# REQUIRED WORK
Copy out the entries exactly, and wherever a picture appears, leave it out.

Collected data
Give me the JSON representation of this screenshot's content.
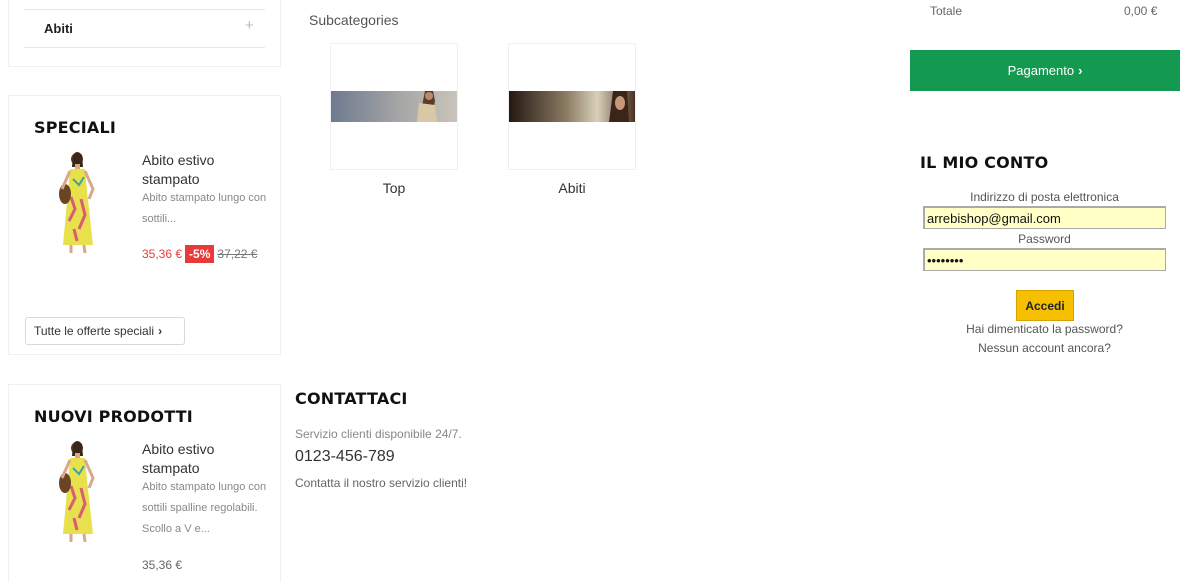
{
  "categories": {
    "item": "Abiti",
    "expand_symbol": "+"
  },
  "specials": {
    "title": "SPECIALI",
    "product": {
      "name": "Abito estivo stampato",
      "description": "Abito stampato lungo con sottili...",
      "price_new": "35,36 €",
      "discount": "-5%",
      "price_old": "37,22 €"
    },
    "all_button": "Tutte le offerte speciali",
    "chevron": "›"
  },
  "new_products": {
    "title": "NUOVI PRODOTTI",
    "product": {
      "name": "Abito estivo stampato",
      "description": "Abito stampato lungo con sottili spalline regolabili. Scollo a V e...",
      "price": "35,36 €"
    }
  },
  "subcategories": {
    "title": "Subcategories",
    "items": [
      {
        "label": "Top"
      },
      {
        "label": "Abiti"
      }
    ]
  },
  "contact": {
    "title": "CONTATTACI",
    "service": "Servizio clienti disponibile 24/7.",
    "phone": "0123-456-789",
    "cta": "Contatta il nostro servizio clienti!"
  },
  "cart": {
    "total_label": "Totale",
    "total_value": "0,00 €",
    "pay_button": "Pagamento",
    "chevron": "›"
  },
  "account": {
    "title": "IL MIO CONTO",
    "email_label": "Indirizzo di posta elettronica",
    "email_value": "arrebishop@gmail.com",
    "password_label": "Password",
    "password_value": "••••••••",
    "login_button": "Accedi",
    "forgot_link": "Hai dimenticato la password?",
    "register_link": "Nessun account ancora?"
  },
  "colors": {
    "accent_green": "#149950",
    "sale_red": "#e73b3b",
    "login_yellow": "#f6c000",
    "autofill_yellow": "#ffffc6"
  }
}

# EXERCISE RESULT
Give me the JSON representation of this screenshot's content.
{
  "categories": {
    "item": "Abiti",
    "expand_symbol": "+"
  },
  "specials": {
    "title": "SPECIALI",
    "product": {
      "name": "Abito estivo stampato",
      "description": "Abito stampato lungo con sottili...",
      "price_new": "35,36 €",
      "discount": "-5%",
      "price_old": "37,22 €"
    },
    "all_button": "Tutte le offerte speciali",
    "chevron": "›"
  },
  "new_products": {
    "title": "NUOVI PRODOTTI",
    "product": {
      "name": "Abito estivo stampato",
      "description": "Abito stampato lungo con sottili spalline regolabili. Scollo a V e...",
      "price": "35,36 €"
    }
  },
  "subcategories": {
    "title": "Subcategories",
    "items": [
      {
        "label": "Top"
      },
      {
        "label": "Abiti"
      }
    ]
  },
  "contact": {
    "title": "CONTATTACI",
    "service": "Servizio clienti disponibile 24/7.",
    "phone": "0123-456-789",
    "cta": "Contatta il nostro servizio clienti!"
  },
  "cart": {
    "total_label": "Totale",
    "total_value": "0,00 €",
    "pay_button": "Pagamento",
    "chevron": "›"
  },
  "account": {
    "title": "IL MIO CONTO",
    "email_label": "Indirizzo di posta elettronica",
    "email_value": "arrebishop@gmail.com",
    "password_label": "Password",
    "password_value": "••••••••",
    "login_button": "Accedi",
    "forgot_link": "Hai dimenticato la password?",
    "register_link": "Nessun account ancora?"
  },
  "colors": {
    "accent_green": "#149950",
    "sale_red": "#e73b3b",
    "login_yellow": "#f6c000",
    "autofill_yellow": "#ffffc6"
  }
}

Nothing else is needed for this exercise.